A white Democrat wrote at the time that Manly’s “article would make an easy victory for us…”
Although many black men avoided the polls, others attempted to vote.
The white supremacists burned the two-story building that housed Manly’s newspaper. They even took a photograph, posing in front of the burnt building with their guns. Manly had already fled the city.
The armed white supremacists forced the mayor, the board of Alderman, and the police chief to resign at City Hall. They were replaced with the attacker’s white allies. Silas Wright, a white Republican, was called a “white n—–” and replaced by Waddell.
White supremacists smile for the camera after burning down the only black-owned newspaper in Wilmington during the 1898 massacre. Alexander Manly, the publisher of the paper, was forced into exile along with hundreds of other black citizens.
Armed men, including the racist vigilante Red Shirts, descended on the city on horseback, shooting and killing many black people. They had a list of black people and white allies that were targets to be banished or killed. They also used “disciplined military action” to attack black neighborhoods.
The number of murdered is unknown; numbers range from 9 to more than 300 people. Daniel Wright, a black politician, was shot 40 times in the back.
The Governor at the time, Daniel Russell, “eventually” sent the Wilmington Light Infantry, but the infantry “brought more fear than peace to black neighborhoods.”
More than 1,400 black people were banished.
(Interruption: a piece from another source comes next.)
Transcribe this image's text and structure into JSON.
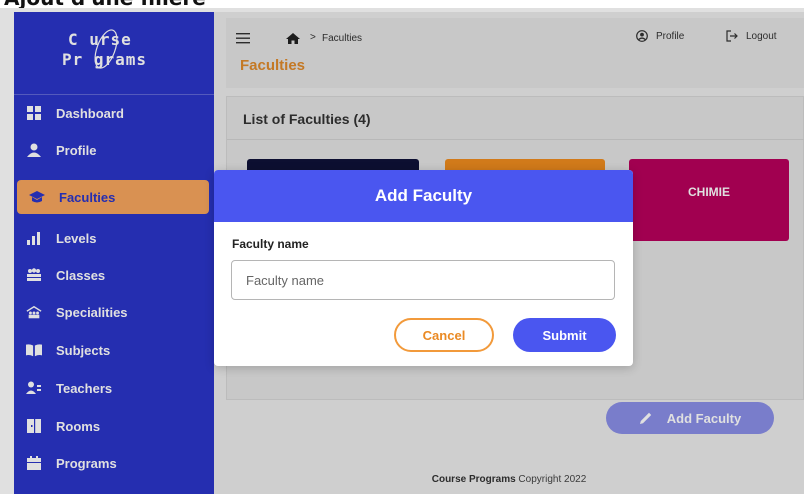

Many people ran and hid in the neighboring wilderness, terrified of being found.
People were exiled because they were leaders who wanted citizenship or openly opposed the anti-black campaign; other black people were too successful and offended white people. In addition, white leaders who allied with black people were banished.
White Fusionist and Deputy Sheriff George French was almost hung, but instead he was exiled. Chief of Police John Melton was accosted by a mob and only escaped because soldiers intervened. Melton was put on a train to Washington, D.C. Black businessmen, Salem J. Bell and Robert B. Pickens, were also forced onto a train.
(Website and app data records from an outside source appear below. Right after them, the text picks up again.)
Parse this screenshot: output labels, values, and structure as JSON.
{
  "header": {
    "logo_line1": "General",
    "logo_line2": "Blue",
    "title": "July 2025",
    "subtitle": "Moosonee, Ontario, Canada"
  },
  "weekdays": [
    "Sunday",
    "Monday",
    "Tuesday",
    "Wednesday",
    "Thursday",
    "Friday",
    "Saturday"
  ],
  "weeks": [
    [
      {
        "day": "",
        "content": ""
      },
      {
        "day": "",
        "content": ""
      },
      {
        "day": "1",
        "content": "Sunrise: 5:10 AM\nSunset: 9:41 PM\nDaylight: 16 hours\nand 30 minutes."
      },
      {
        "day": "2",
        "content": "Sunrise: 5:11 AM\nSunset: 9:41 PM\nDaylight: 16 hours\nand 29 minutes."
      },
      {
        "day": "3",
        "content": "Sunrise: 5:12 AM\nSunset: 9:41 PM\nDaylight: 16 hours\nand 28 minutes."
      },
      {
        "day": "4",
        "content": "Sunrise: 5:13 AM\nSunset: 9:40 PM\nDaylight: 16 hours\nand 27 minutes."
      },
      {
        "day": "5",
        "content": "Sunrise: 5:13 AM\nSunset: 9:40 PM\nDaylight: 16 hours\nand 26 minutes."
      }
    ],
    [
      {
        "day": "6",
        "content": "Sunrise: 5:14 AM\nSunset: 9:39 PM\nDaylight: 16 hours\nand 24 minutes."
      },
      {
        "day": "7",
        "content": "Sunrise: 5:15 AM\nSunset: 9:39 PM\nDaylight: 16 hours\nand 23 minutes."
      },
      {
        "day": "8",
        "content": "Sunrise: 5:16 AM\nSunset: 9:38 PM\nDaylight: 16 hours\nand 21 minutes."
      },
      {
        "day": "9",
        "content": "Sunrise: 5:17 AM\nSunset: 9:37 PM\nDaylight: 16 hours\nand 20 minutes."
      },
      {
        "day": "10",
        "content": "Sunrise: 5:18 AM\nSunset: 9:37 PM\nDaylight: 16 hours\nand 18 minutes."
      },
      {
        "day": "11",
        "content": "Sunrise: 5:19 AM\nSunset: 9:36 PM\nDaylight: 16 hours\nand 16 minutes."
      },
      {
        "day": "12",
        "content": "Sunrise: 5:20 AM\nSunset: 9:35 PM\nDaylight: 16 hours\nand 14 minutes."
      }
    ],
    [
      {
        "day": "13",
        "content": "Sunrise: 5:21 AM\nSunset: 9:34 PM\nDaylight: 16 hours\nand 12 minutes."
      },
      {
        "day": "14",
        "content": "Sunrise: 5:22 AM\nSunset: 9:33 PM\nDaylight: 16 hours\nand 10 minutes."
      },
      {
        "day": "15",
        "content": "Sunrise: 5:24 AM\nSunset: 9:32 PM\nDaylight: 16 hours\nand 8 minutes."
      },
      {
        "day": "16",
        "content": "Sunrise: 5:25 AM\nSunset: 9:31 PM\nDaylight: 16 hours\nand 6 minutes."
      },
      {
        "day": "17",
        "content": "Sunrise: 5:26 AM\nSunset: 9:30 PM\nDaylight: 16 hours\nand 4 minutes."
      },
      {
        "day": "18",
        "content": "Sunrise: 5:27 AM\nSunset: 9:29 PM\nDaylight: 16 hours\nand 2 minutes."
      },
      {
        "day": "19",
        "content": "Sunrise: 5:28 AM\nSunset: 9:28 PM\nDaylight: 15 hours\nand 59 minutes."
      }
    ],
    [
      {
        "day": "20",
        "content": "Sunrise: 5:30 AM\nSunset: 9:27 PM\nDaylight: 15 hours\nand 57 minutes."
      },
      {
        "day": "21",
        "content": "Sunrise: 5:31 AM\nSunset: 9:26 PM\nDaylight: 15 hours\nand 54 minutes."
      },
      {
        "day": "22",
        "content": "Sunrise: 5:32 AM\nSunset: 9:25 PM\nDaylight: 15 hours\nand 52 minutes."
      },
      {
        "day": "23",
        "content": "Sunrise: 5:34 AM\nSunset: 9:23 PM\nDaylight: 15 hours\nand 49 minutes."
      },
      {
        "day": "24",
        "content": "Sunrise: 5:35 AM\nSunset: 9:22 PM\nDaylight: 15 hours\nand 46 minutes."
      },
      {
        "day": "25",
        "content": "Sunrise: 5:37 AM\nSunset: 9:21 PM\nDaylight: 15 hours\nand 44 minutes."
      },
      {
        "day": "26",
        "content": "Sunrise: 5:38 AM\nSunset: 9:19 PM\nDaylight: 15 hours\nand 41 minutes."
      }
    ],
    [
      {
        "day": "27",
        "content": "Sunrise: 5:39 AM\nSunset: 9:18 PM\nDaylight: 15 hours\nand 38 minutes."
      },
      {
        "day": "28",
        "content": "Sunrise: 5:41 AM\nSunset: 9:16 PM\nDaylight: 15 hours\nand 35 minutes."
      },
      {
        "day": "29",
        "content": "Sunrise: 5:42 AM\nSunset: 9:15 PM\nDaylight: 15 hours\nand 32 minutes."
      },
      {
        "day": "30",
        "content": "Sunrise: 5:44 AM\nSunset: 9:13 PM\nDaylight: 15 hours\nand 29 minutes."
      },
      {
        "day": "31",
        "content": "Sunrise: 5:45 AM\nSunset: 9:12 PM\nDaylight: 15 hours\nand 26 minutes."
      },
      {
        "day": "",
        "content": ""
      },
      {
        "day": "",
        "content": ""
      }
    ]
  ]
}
The Wilmington Morning Star explained that Ari Bryant, a black barber shop owner, was banished because he was “looked upon by the Negroes as a high and mighty leader.”
Thomas C. Miller, a black loan provider, among other things, was murdered outright. A white supremacists said Miller was “one Negro that we could not make keep quiet and he talked and talked until Ed McKoy’s gun went ‘click click’ and when we told him to shut up, he kept a little quieter.”
Two weeks after the violent political attack Waddell lied to Collier’s Magazine that “there was no intimidation in the establishment of the present city government.”
Reports varied as to how many blacks were slaughtered, as newspapers reported nine deaths, while members of the mob suggested as many as 100 had been killed. Other figures suggest as many as 300 blacks were killed during the coup.
Republican President at the time William McKinley received telegrams and visitors who told him black North Carolinians needed help. McKinley did nothing.
The following year Democrats passed literacy tests and poll taxes for voters. The News & Observer published an editorial that these initiatives would prevent a partnership between poor white people and black people, or “low-born scum and quondam slaves.”
More than 85 percent of the state’s eligible voters at the time voted in 1896. That number dropped by roughly 41 percent to less than 50 percent voter turnout in 1904.
White people began outnumbering black people in Wilmington after the 1898 attack. The U.S. Census said the city’s population was more than 106,400 people in 2010. The white population comprised about 73.5 percent while black people represented about 19.9 percent of the population.
White Christians attended church the Sunday after the violent overthrow. Rev. Payton H. Hoge said “we have taken a city, to God be the praise.”
The New York Times wrote decades later that, “Northern men no longer denounce the suppression of the Negro vote in the South as it used to be in Reconstruction days. The necessity of it under the supreme law of self-preservation is candidly recognized.”